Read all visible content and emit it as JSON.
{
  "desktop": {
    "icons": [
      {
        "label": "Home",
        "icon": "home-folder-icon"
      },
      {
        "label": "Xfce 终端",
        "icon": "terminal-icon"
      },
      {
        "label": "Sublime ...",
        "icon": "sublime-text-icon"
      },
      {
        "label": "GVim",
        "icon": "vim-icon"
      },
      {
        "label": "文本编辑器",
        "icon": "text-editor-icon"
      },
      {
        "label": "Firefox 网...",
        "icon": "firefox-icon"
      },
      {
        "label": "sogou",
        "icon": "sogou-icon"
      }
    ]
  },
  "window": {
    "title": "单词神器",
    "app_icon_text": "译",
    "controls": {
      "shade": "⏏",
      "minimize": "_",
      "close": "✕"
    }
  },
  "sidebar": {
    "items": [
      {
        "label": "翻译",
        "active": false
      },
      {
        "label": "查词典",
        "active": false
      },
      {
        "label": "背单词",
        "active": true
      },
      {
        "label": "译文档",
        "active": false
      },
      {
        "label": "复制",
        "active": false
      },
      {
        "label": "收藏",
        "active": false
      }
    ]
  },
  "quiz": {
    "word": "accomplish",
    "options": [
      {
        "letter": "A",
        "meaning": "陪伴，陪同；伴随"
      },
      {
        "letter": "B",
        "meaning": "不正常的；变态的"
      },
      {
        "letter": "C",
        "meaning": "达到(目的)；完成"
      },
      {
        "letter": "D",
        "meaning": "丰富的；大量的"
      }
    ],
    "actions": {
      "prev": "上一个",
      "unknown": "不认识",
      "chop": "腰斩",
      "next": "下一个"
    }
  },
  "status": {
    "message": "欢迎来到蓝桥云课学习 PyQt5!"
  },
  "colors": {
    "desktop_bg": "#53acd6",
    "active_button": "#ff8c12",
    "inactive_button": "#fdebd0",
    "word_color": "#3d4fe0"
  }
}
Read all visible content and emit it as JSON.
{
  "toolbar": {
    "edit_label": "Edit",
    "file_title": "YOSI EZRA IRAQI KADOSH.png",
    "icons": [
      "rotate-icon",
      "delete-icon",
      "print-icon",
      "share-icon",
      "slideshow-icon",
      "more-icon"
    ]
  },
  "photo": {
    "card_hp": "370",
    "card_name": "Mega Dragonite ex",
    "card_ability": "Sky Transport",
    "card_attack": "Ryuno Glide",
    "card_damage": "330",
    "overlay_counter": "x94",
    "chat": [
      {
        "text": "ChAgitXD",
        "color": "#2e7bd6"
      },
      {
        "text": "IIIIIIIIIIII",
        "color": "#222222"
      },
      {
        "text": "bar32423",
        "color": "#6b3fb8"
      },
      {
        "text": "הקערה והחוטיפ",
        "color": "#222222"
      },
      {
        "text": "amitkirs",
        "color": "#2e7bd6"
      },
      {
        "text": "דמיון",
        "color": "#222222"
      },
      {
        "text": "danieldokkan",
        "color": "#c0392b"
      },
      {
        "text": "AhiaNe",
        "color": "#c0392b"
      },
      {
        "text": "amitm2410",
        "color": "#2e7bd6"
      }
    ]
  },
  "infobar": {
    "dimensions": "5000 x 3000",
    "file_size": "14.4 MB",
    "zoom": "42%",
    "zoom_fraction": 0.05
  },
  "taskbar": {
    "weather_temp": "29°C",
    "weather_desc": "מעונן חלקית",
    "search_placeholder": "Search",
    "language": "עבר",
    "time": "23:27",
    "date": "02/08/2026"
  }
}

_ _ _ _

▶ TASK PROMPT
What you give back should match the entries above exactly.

▶ OUTPUT BELOW
Read all visible content and emit it as JSON.
{
  "desktop": {
    "icons": [
      {
        "label": "Home",
        "icon": "home-folder-icon"
      },
      {
        "label": "Xfce 终端",
        "icon": "terminal-icon"
      },
      {
        "label": "Sublime ...",
        "icon": "sublime-text-icon"
      },
      {
        "label": "GVim",
        "icon": "vim-icon"
      },
      {
        "label": "文本编辑器",
        "icon": "text-editor-icon"
      },
      {
        "label": "Firefox 网...",
        "icon": "firefox-icon"
      },
      {
        "label": "sogou",
        "icon": "sogou-icon"
      }
    ]
  },
  "window": {
    "title": "单词神器",
    "app_icon_text": "译",
    "controls": {
      "shade": "⏏",
      "minimize": "_",
      "close": "✕"
    }
  },
  "sidebar": {
    "items": [
      {
        "label": "翻译",
        "active": false
      },
      {
        "label": "查词典",
        "active": false
      },
      {
        "label": "背单词",
        "active": true
      },
      {
        "label": "译文档",
        "active": false
      },
      {
        "label": "复制",
        "active": false
      },
      {
        "label": "收藏",
        "active": false
      }
    ]
  },
  "quiz": {
    "word": "accomplish",
    "options": [
      {
        "letter": "A",
        "meaning": "陪伴，陪同；伴随"
      },
      {
        "letter": "B",
        "meaning": "不正常的；变态的"
      },
      {
        "letter": "C",
        "meaning": "达到(目的)；完成"
      },
      {
        "letter": "D",
        "meaning": "丰富的；大量的"
      }
    ],
    "actions": {
      "prev": "上一个",
      "unknown": "不认识",
      "chop": "腰斩",
      "next": "下一个"
    }
  },
  "status": {
    "message": "欢迎来到蓝桥云课学习 PyQt5!"
  },
  "colors": {
    "desktop_bg": "#53acd6",
    "active_button": "#ff8c12",
    "inactive_button": "#fdebd0",
    "word_color": "#3d4fe0"
  }
}
Read all visible content and emit it as JSON.
{
  "toolbar": {
    "edit_label": "Edit",
    "file_title": "YOSI EZRA IRAQI KADOSH.png",
    "icons": [
      "rotate-icon",
      "delete-icon",
      "print-icon",
      "share-icon",
      "slideshow-icon",
      "more-icon"
    ]
  },
  "photo": {
    "card_hp": "370",
    "card_name": "Mega Dragonite ex",
    "card_ability": "Sky Transport",
    "card_attack": "Ryuno Glide",
    "card_damage": "330",
    "overlay_counter": "x94",
    "chat": [
      {
        "text": "ChAgitXD",
        "color": "#2e7bd6"
      },
      {
        "text": "IIIIIIIIIIII",
        "color": "#222222"
      },
      {
        "text": "bar32423",
        "color": "#6b3fb8"
      },
      {
        "text": "הקערה והחוטיפ",
        "color": "#222222"
      },
      {
        "text": "amitkirs",
        "color": "#2e7bd6"
      },
      {
        "text": "דמיון",
        "color": "#222222"
      },
      {
        "text": "danieldokkan",
        "color": "#c0392b"
      },
      {
        "text": "AhiaNe",
        "color": "#c0392b"
      },
      {
        "text": "amitm2410",
        "color": "#2e7bd6"
      }
    ]
  },
  "infobar": {
    "dimensions": "5000 x 3000",
    "file_size": "14.4 MB",
    "zoom": "42%",
    "zoom_fraction": 0.05
  },
  "taskbar": {
    "weather_temp": "29°C",
    "weather_desc": "מעונן חלקית",
    "search_placeholder": "Search",
    "language": "עבר",
    "time": "23:27",
    "date": "02/08/2026"
  }
}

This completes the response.